◆ What is needed
Search the entries below for "date", and copy each line where it appears.

◆ Data listing
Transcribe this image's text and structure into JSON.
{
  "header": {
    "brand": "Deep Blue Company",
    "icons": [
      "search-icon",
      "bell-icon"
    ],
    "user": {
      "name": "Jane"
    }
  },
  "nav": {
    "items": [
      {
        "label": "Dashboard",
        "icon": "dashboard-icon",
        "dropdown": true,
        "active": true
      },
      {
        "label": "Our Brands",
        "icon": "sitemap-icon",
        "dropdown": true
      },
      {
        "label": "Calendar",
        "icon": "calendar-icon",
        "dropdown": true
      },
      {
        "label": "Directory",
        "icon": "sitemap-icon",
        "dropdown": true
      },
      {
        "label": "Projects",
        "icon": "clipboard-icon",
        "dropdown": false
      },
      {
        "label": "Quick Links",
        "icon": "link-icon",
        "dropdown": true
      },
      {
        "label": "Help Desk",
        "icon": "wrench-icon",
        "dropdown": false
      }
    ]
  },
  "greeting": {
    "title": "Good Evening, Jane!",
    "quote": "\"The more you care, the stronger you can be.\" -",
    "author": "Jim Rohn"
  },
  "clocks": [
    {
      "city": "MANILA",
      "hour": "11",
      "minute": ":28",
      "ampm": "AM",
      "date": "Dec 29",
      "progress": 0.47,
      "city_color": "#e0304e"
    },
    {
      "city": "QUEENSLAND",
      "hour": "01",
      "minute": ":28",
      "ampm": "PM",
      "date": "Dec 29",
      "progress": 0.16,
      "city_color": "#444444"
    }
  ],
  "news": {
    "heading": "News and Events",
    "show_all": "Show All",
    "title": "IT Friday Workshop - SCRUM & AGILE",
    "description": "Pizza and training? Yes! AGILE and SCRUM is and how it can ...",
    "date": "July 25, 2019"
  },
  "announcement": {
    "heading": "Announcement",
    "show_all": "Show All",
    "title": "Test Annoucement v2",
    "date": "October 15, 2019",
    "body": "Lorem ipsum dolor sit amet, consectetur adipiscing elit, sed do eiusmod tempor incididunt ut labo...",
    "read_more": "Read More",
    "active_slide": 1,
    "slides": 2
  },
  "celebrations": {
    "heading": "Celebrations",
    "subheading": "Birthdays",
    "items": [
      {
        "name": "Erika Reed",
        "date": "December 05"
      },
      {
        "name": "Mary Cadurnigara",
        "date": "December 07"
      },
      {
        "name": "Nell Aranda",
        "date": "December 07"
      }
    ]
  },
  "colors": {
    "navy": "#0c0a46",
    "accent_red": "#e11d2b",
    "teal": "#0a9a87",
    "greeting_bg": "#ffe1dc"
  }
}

◆ Reply
      "date": "Dec 29",
      "date": "Dec 29",
    "date": "July 25, 2019"
    "date": "October 15, 2019",
        "date": "December 05"
        "date": "December 07"
        "date": "December 07"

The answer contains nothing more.